Through the next few Tuesdays for this continuing series I will look not only the hierarchy of titles but such concepts and equal marriage and the Higher and Lower Nobility.

Here is the hierarchy of titles:

Grand Dukes@

* Kings were around in the formation of Charlemagne Empire but as the Holy Roman Empire progressed there were no kings ruling within the empire, with the exception of Bohemia which was generally ruled by the Habsburg emperor.

#Electors came into being in 1356 and remained until the empire was dissolved in 1806. One family, the House of Hesse-Cassel, was allowed to retain the title of Elector after the collapse of the Holy Roman Empire and into the period of the Confederation of the Rhine. In 1866 when Germany was in the process of unification they lost this title when their land was annexed to Prussia.

@Grand Dukes also came into being after the Holy Roman Empire and were part of the system of rulers during the Confederation and German Empire Period.

**Fürst is a title similar to a prince but it also was higher than a prince. There is no correct English translation and generally is translated as prince in English.

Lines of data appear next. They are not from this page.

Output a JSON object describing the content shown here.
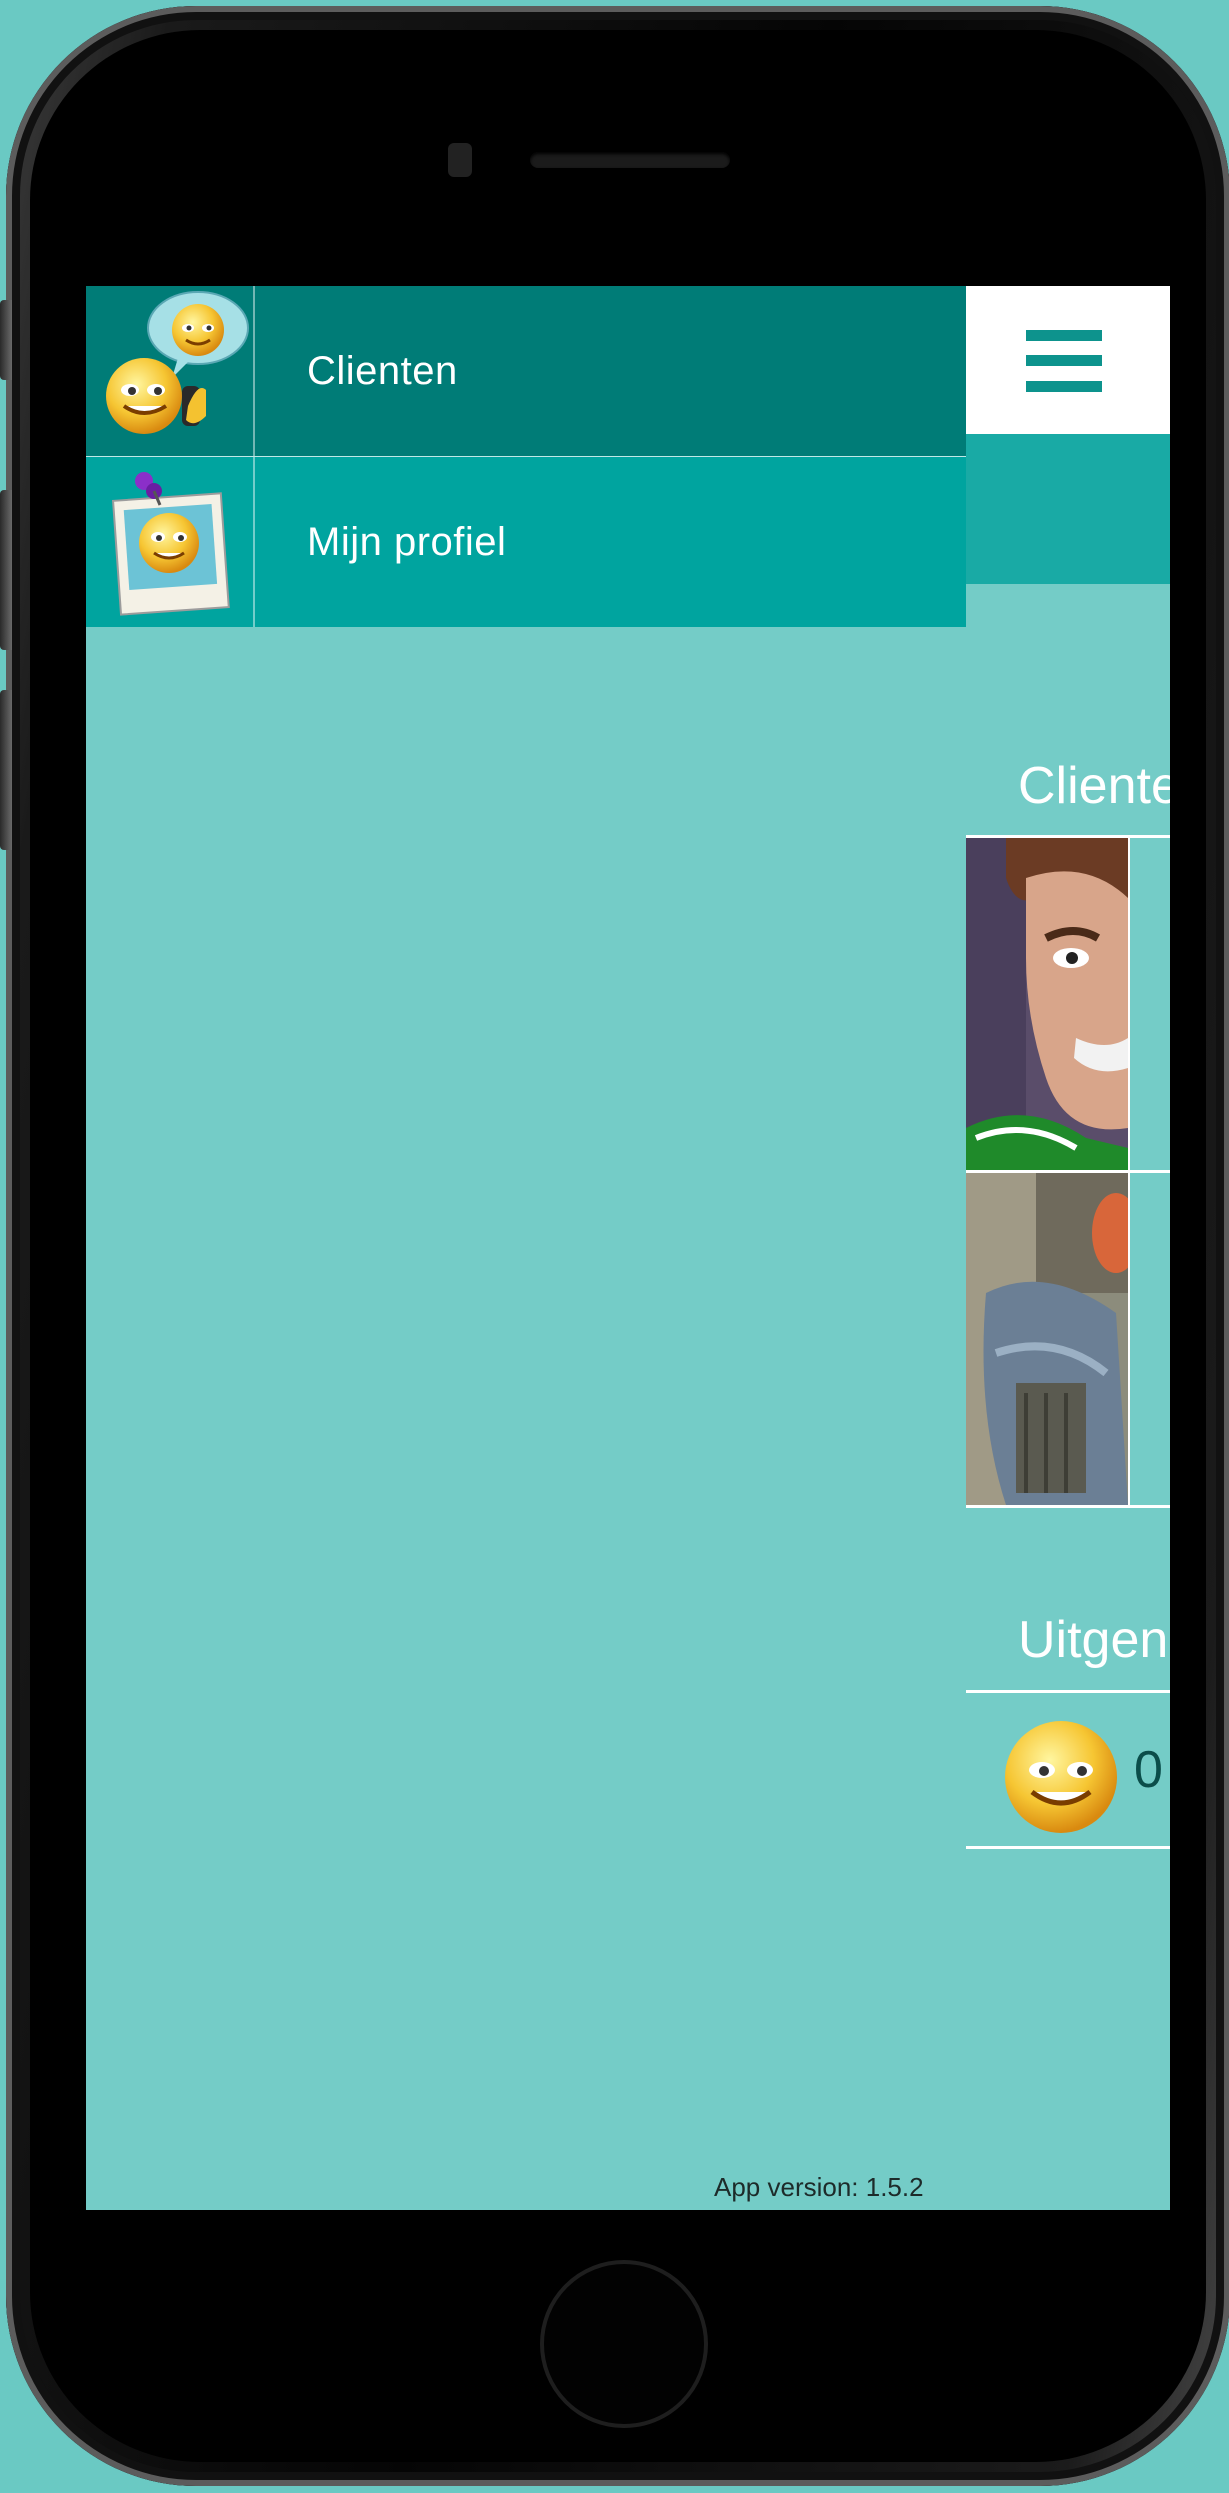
{
  "menu": {
    "items": [
      {
        "label": "Clienten",
        "icon": "clients-smileys-icon"
      },
      {
        "label": "Mijn profiel",
        "icon": "profile-photo-smiley-icon"
      }
    ]
  },
  "footer": {
    "app_version": "App version: 1.5.2"
  },
  "content": {
    "menu_button_icon": "hamburger-icon",
    "clients_section_title": "Clienten",
    "clients": [
      {
        "avatar": "client-avatar-1"
      },
      {
        "avatar": "client-avatar-2"
      }
    ],
    "outgoing_section_title": "Uitgen",
    "outgoing_value": "0"
  },
  "colors": {
    "background": "#74ccc7",
    "menu_active": "#007c77",
    "menu_item": "#00a49f",
    "subbar": "#19aaa5",
    "hamburger": "#0d938d"
  }
}
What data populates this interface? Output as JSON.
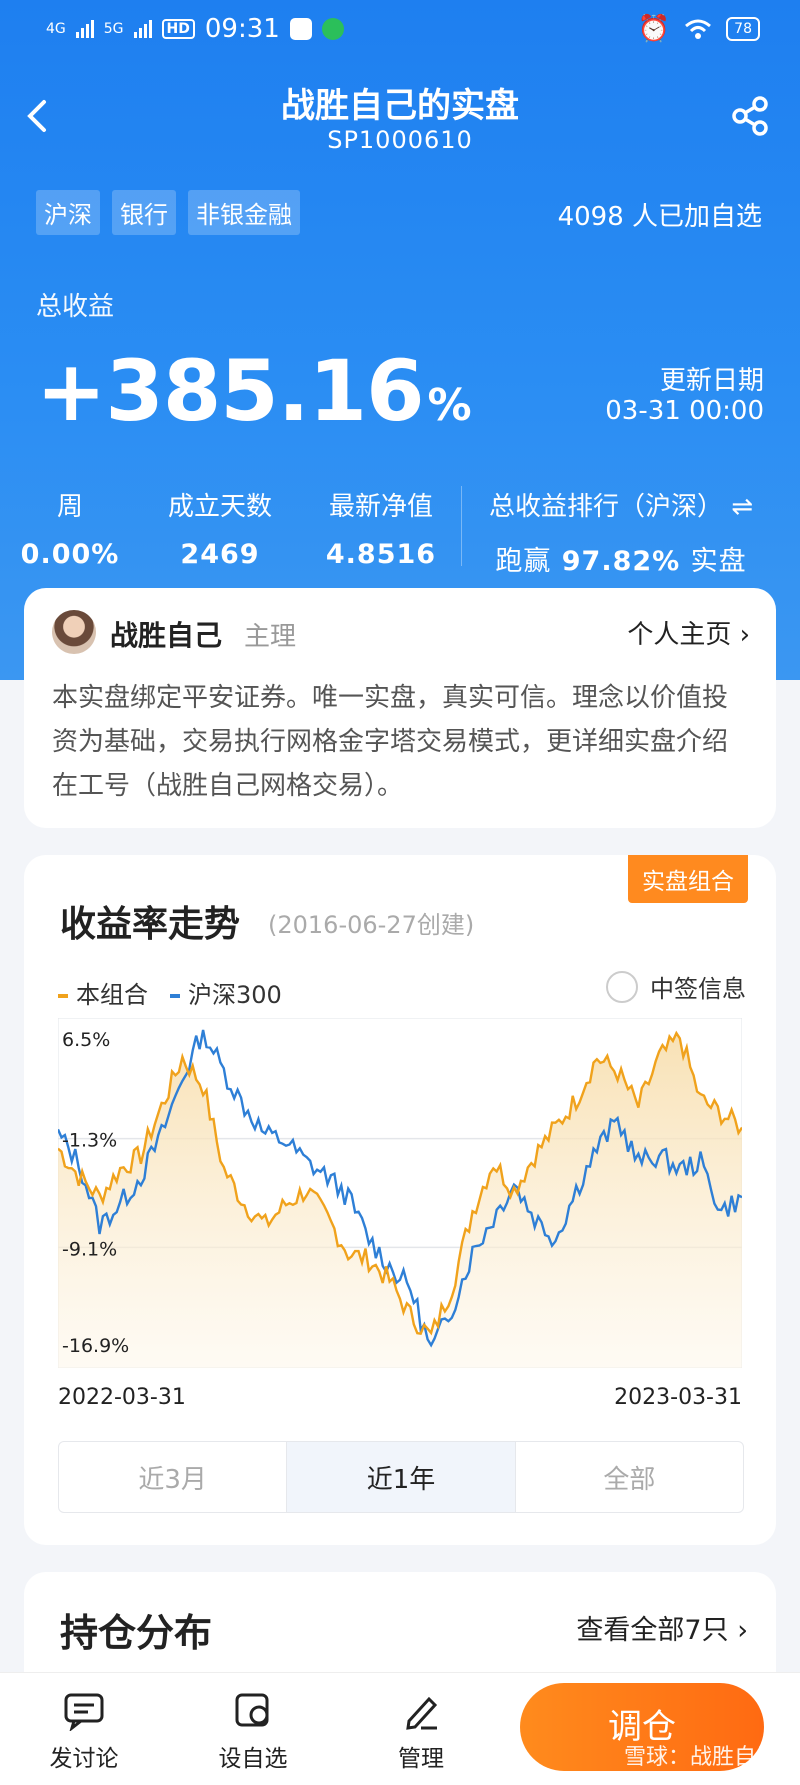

One of the things I also want to mention and this is what separates the German system from the British system is that the owners of these titles generally held sovereignty and ruled a territory. For example the Duke of Brunswick actually ruled over their small patch of land. However, in Britain, the Duke of Devonshire was not sovereign and his title did not indicate he ruled over any land.

Well, that is my brief introduction to the German system starting next week I will examine each of these titles individually.